Vigils were planned to call attention to the shooting in San Francisco on Wednesday, as well as planned observances Friday in Portland, where the shooting took place, and Washington, D.C, at 6:00 p.m. at Dupont Circle.
“Whether or not it was a hate crime, it was a crime against humanity and for that reason alone we must stand up as a human family and support all who are in mourning,” said Michael Diviesti, Texas co-state lead organizer for grassroots LGBT group GetEQUAL, in a statement. “When something like this happens to one of us, it happens to all of us.”
GetEqual is maintaining a hub for information regarding the many local vigils being planned at a portal located at getequaltx.org/vigil.

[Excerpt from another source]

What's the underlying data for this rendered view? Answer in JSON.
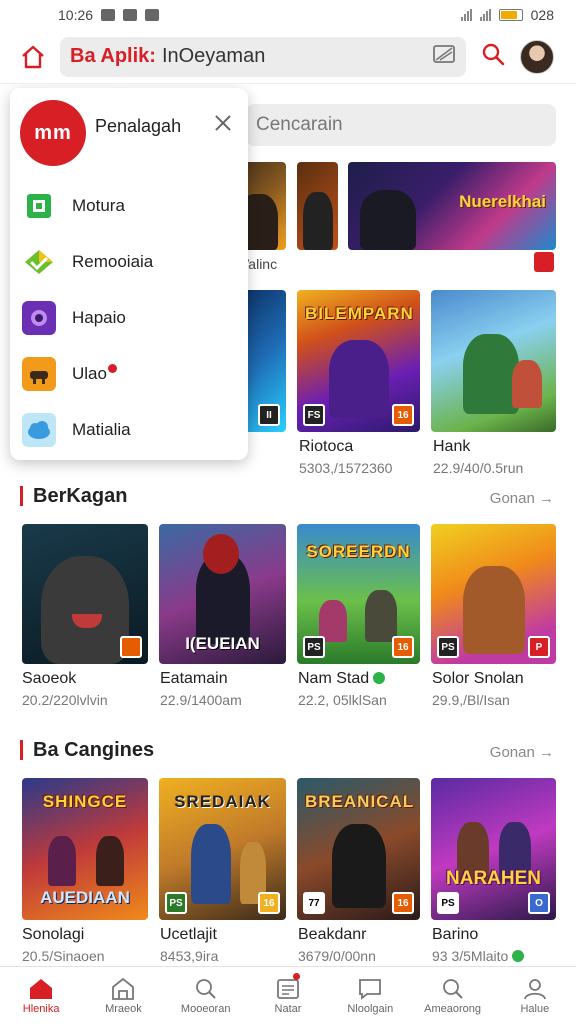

“[The vigil] was initiated by friends of the victims, but it has quickly grown to be of interest to advocacy organizations and advocacy groups all across the state, and I think that is particularly important in terms of the coastal area that includes Corpus Christi, because historically it’s not been an easy place for LGBT people to organize in some respects because people don’t have the level of self-safety in order to be out and open,” Equality Texas’s Smith told the Blade of the Portland vigil, saying the organization will participate and observe, but is not organizing the event. “There is some level of trepidation in that area in terms of being out all the time.”

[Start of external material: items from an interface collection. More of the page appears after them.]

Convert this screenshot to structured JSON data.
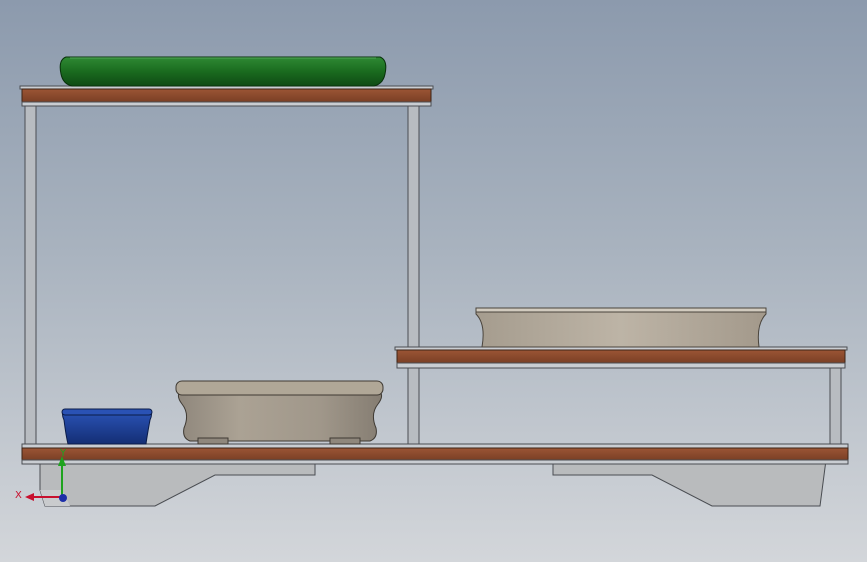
{
  "viewport": {
    "background_top": "#8c9aad",
    "background_bottom": "#d3d6da"
  },
  "colors": {
    "wood": "#8a4a2e",
    "frame": "#c9cdd2",
    "post": "#b8bcc1",
    "base": "#b9bbbd",
    "pot_green": "#1a6b1f",
    "pot_blue": "#1d3f97",
    "pot_stone": "#a59c90",
    "tray_stone": "#b3aa9c",
    "axis_x": "#c8102e",
    "axis_y": "#1fa31f",
    "axis_z": "#1d2fa8"
  },
  "triad": {
    "x_label": "X",
    "y_label": "Y"
  }
}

“I’m pleased to see that it motivates people to speak up,” Smith continued. “I would like to see people be involved all the time, not just when horrendous crimes like this occur. If it is violence against LGBT people that motivates people to wake up and recognize that they can’t just sit on the sidelines and expect other people to work and advance our movement, then on some levels it’s a good thing.”

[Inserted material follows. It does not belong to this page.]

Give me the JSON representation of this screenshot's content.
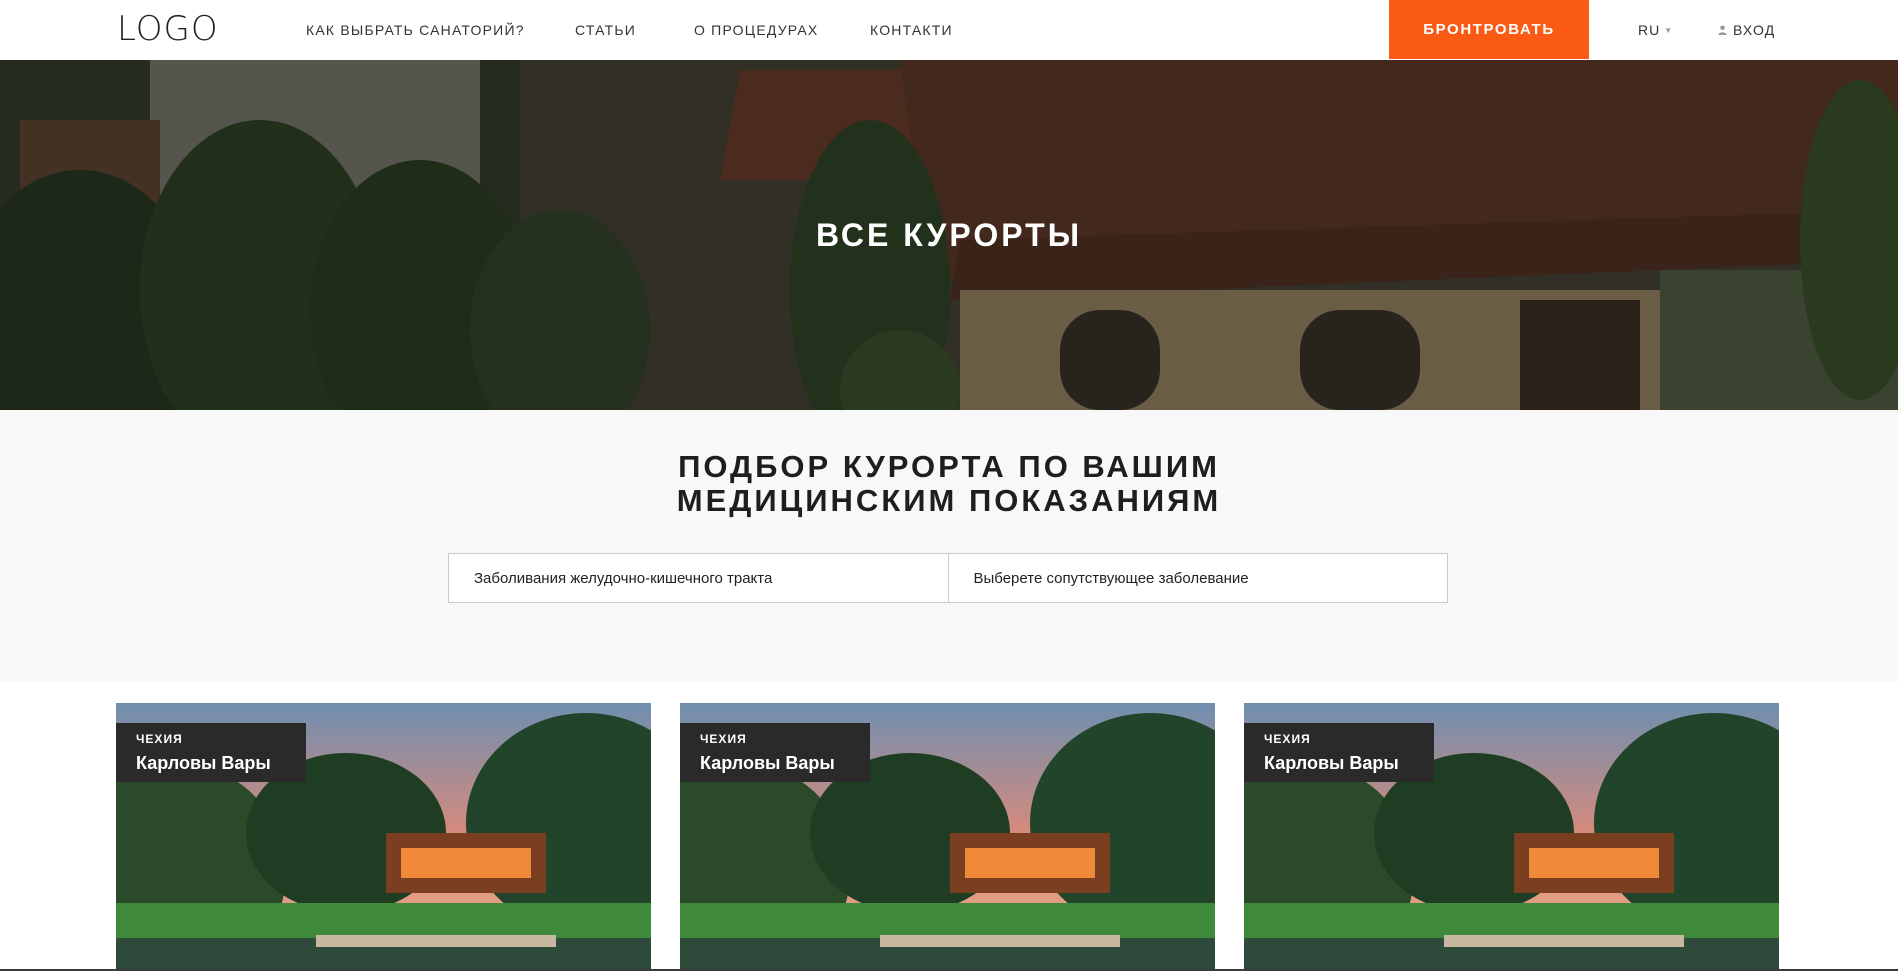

According to Portland police, a spent shell casing from a handgun matching the bullets that killed Olgin was found at the scene, indicating, according to the release, the shooting occurred at the scene.
The news comes at a time when the Texas LGBT community — particularly along the Gulf Coast — continues to face hostility.
Last year in Corpus Christi, the ACLU intervened on behalf of students after the Flour Bluff Independent School District denied the students’ request to form a gay-straight alliance at the school and school administrators attempted to shut down all extracurricular activities rather than let the GSA form. The school board intervened and the clubs were again allowed in the school, including the GSA.
The news also comes the same week the Texas Republican Party published an anti-gay party platform, writing, in part, “We affirm that the practice of homosexuality tears at the fabric of society and contributes to the breakdown of the family unit. Homosexual behavior is contrary to the fundamental, unchanging truths that have been ordained by God, recognized by our country’s founders, and shared by the majority of Texans. Homosexuality must not be presented as an acceptable ‘alternative’ lifestyle, in public policy, nor should ‘family’ be redefined to include homosexual ‘couples.’ We believe there should be no granting of special legal entitlements or creation of special status for homosexual behavior, regardless of state of origin. Additionally, we oppose any criminal or civil penalties against those who oppose homosexuality out of faith, conviction or belief in traditional values.”
The platform also calls for the passage of the Federal Marriage Amendment, the repeal of any domestic partnership or civil union legislation anywhere in the country, and states its opposition to the Employment Non-Discrimination Act.
According to Smith, Equality Texas does not operate a specific statewide hate crime reporting mechanism where Texans can seek assistance in dealing with a case of anti-LGBT bias crime or discrimination.
“It’s sort of more done on the local level,” Smith said, saying that while Equality participates in community-based hate crime task forces, and some police departments have hate crime liaisons, the system is a “hodge podge” that causes problems throughout Texas. “While we do have a statewide hate crimes law, it has not been adequately implemented. Law enforcement has not had the level of training that one would need or expect to have in order for law enforcement jurisdictions across the state to adequately enforce and use the law.”